» **Provided records**
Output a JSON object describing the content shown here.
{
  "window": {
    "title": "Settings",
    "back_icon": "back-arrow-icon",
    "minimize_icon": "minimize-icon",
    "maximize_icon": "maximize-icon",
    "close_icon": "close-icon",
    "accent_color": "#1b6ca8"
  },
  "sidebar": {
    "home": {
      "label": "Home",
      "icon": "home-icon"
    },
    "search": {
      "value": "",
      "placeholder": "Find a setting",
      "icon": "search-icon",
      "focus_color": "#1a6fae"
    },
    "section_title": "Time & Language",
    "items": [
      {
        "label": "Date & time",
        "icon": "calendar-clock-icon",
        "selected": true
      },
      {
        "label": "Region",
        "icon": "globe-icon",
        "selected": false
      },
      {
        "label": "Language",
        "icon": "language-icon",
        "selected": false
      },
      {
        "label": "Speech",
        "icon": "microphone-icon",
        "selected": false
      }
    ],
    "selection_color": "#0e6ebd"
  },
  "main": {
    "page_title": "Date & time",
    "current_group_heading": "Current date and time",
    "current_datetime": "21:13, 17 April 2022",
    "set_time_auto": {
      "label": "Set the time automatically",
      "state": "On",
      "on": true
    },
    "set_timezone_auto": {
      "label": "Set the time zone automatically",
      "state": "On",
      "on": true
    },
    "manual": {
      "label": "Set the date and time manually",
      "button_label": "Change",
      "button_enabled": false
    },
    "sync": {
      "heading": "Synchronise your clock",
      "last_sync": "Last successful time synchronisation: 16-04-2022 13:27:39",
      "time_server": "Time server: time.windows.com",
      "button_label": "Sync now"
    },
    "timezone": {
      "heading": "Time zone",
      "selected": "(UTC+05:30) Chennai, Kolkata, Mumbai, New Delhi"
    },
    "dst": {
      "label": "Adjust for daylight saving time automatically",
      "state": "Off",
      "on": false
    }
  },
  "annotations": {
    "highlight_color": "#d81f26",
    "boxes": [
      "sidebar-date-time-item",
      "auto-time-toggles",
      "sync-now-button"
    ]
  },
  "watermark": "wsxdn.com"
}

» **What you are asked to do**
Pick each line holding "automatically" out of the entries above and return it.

» **Response to the task**
      "label": "Set the time automatically",
      "label": "Set the time zone automatically",
      "label": "Adjust for daylight saving time automatically",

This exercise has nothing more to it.